=== Task to complete ===
Look over the listing below and say how many of its lines include the string "avatar"; give no more than that number.

=== Material for the task ===
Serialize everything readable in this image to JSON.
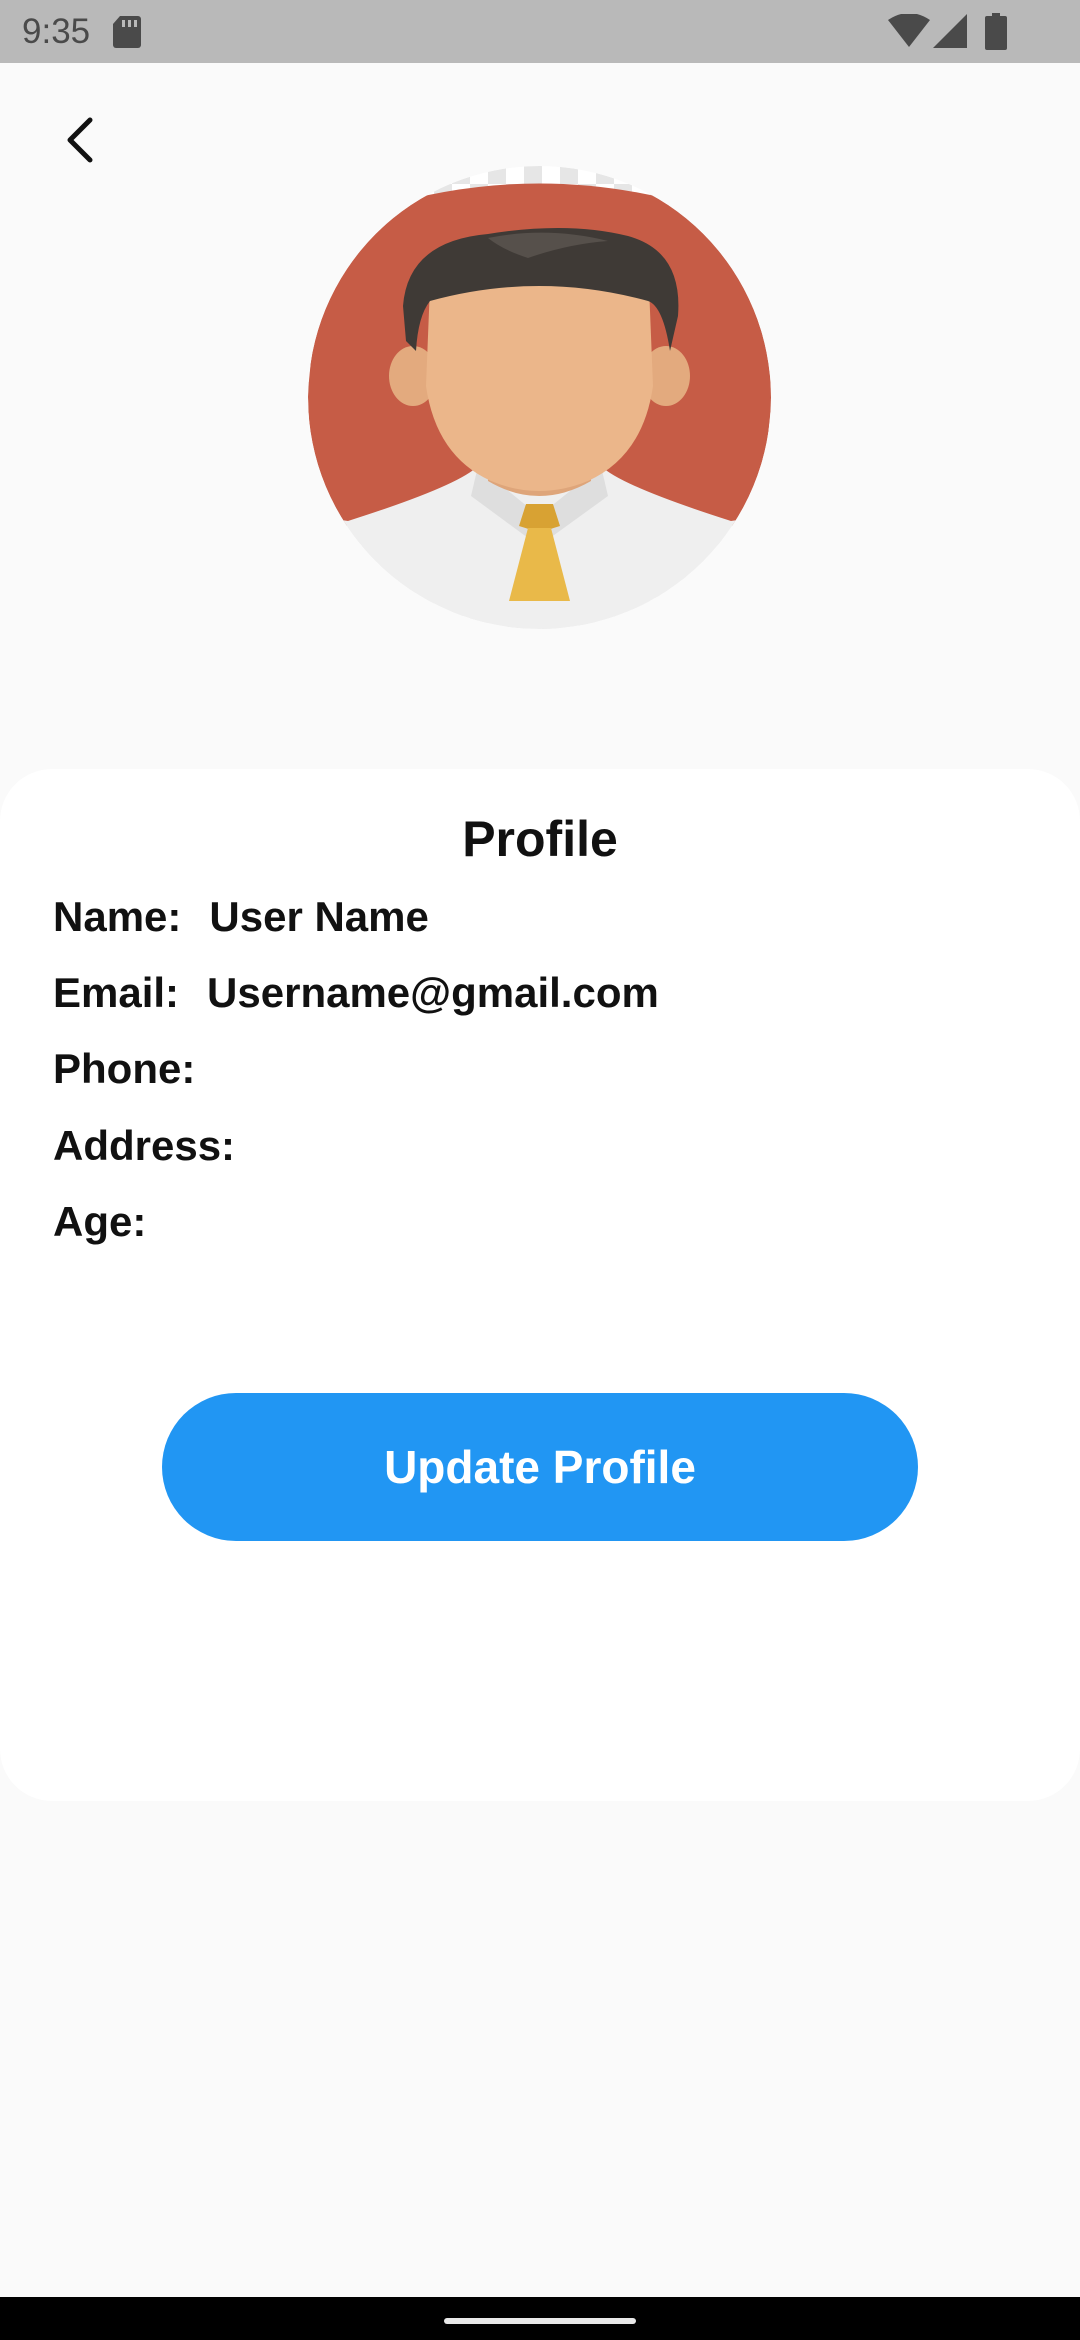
{
  "status_bar": {
    "time": "9:35",
    "icons": [
      "sd-card-icon",
      "wifi-icon",
      "signal-icon",
      "battery-icon"
    ]
  },
  "nav": {
    "back_icon": "chevron-left-icon"
  },
  "avatar": {
    "icon": "user-avatar-illustration",
    "colors": {
      "background": "#c65c46",
      "skin": "#ebb68a",
      "hair": "#3f3a36",
      "shirt": "#f0f0f0",
      "tie": "#e9b949"
    }
  },
  "card": {
    "title": "Profile",
    "fields": [
      {
        "label": "Name:",
        "value": "User Name"
      },
      {
        "label": "Email:",
        "value": "Username@gmail.com"
      },
      {
        "label": "Phone:",
        "value": ""
      },
      {
        "label": "Address:",
        "value": ""
      },
      {
        "label": "Age:",
        "value": ""
      }
    ],
    "update_button_label": "Update Profile"
  },
  "colors": {
    "accent": "#2196f3",
    "page_background": "#fafafa",
    "card_background": "#ffffff",
    "status_bar": "#b9b9b9"
  }
}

=== Answer to this exercise ===
2